On September 20, 1969, speaking at the annual symposium of the Washington Environmental Council in Seattle, Nelson announced that he was planning a nationwide teach-in on the environment for the following spring. “I am convinced that the same concern the youth of this nation took in changing this nation’s priorities on the war in Vietnam and on civil rights can be shown for the problem of the environment,” he said.
Grassroots Action and Bipartisan Backing
To put his plan into action, Nelson reached across the aisle in Congress, recruiting the Republican congressman Pete McCloskey of California to serve as his co-chair on the steering committee behind the event.
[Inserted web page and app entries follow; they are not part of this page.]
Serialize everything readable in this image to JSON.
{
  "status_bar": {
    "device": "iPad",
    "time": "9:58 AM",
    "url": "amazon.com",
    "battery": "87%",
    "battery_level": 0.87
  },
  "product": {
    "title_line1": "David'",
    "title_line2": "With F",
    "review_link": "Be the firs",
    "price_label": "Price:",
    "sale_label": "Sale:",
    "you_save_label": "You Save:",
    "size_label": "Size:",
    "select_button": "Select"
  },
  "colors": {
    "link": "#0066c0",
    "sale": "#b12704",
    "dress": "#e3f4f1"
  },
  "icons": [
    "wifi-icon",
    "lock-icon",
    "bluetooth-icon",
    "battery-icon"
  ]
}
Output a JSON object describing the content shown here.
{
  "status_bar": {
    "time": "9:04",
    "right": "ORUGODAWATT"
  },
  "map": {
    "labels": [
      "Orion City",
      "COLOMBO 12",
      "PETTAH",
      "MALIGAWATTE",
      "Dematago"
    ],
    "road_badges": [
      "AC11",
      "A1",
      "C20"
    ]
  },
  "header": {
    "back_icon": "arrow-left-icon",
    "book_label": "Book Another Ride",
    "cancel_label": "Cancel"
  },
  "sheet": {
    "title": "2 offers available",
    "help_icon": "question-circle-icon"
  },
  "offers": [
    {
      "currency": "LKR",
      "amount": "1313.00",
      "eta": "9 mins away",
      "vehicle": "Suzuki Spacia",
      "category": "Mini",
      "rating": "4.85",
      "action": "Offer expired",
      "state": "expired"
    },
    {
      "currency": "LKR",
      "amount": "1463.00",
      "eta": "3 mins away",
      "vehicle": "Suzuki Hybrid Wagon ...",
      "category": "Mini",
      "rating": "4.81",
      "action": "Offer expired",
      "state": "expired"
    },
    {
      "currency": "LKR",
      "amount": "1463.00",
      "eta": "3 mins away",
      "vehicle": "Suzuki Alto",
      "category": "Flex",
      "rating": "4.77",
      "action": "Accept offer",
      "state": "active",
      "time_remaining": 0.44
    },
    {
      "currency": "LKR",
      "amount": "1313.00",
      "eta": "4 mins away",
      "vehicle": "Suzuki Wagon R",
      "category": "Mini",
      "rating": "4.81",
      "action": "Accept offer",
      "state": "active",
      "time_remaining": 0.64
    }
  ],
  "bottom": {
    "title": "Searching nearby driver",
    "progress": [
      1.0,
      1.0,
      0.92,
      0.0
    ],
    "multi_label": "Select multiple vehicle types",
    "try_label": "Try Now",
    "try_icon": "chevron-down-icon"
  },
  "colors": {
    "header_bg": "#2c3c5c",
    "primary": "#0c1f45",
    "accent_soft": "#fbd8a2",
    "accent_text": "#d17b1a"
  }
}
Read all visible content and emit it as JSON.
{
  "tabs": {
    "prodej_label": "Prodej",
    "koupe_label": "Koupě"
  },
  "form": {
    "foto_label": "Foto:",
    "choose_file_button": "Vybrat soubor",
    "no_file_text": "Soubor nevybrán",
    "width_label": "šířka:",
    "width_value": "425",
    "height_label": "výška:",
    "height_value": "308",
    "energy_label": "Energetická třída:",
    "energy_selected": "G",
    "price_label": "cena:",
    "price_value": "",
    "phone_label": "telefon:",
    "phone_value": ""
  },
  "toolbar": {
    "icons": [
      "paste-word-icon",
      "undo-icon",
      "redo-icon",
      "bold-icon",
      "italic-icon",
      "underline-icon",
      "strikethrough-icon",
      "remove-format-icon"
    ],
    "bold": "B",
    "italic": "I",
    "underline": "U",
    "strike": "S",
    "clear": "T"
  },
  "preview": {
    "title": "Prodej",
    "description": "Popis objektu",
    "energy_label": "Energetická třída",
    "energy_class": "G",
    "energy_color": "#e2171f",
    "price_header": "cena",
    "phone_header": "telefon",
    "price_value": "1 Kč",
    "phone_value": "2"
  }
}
Despite his otherwise conservative views, McCloskey was a committed environmentalist who also opposed the Vietnam War.
In December 1969, Nelson hired Denis Hayes, the 25-year-old former president of the student body at Stanford University, as national coordinator of the Environmental Teach-In, as Earth Day was originally known. On a tight budget, Hayes recruited a small staff of volunteers, many of them students, to come to Washington, D.C. and coordinate Earth Day events in various regions of the country.
Thanks in large part to these committed young grassroots activists, the first Earth Day took place on April 22, 1970. In New York, 250,000 people flooded Fifth Avenue, after Mayor John Lindsay agreed to bar traffic for two hours between 14th and 59th Streets, all the way up to Central Park. In Miami, supporters of Eugene McCarthy, the anti-war presidential candidate in 1968, staged a parody of the Orange Bowl parade called the “Dead Orange Parade.” As Adam Rome recounted in his book The Genius of Earth Day, one of the parade’s floats featured the Statue of Liberty wearing a gas mask, standing on a pedestal made out of garbage.
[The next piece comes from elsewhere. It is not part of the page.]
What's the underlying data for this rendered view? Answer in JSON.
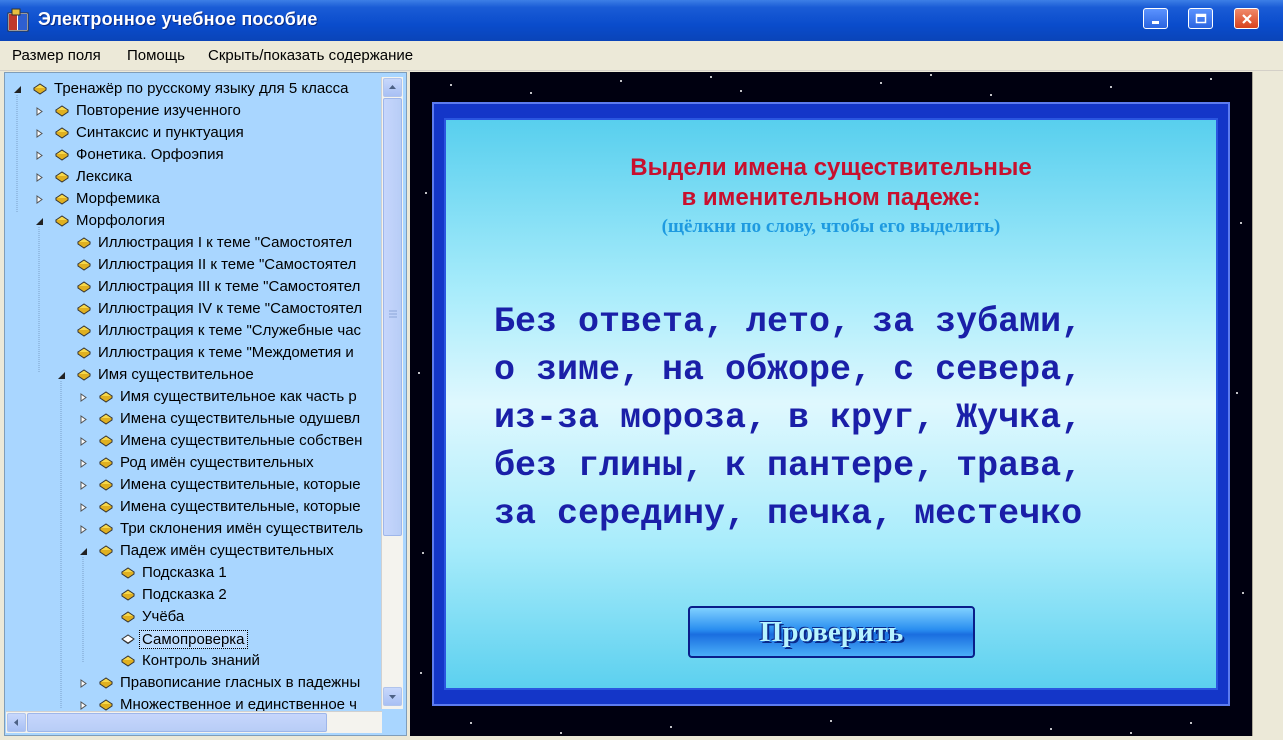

Lasting Impact of Earth Day
Though these urban events made the biggest splash in the press, the true impact of Earth Day would come from the more than 12,000 events scattered around the country, attended by an estimated 20 million Americans. Many were held at high schools and colleges, and they featured more than 35,000 speakers, from scientists to folk singers to members of Congress, which had adjourned for the day.
Earth Day’s success helped spur long-delayed action in Washington on behalf of the environment. Just eight months later, Congress authorized the creation of the Environmental Protection Agency (EPA), and the 1970s would see passage of a slew of environmental bills, including the Clean Air Act of 1970, the Clean Water Act of 1972 and the Endangered Species Act of 1973.
At the same time, colleges across the country established environmental studies programs, aiming to harness the wave of youthful energy for the future. Environmentalism may have begun as a countercultural force, but Earth Day made it into a movement.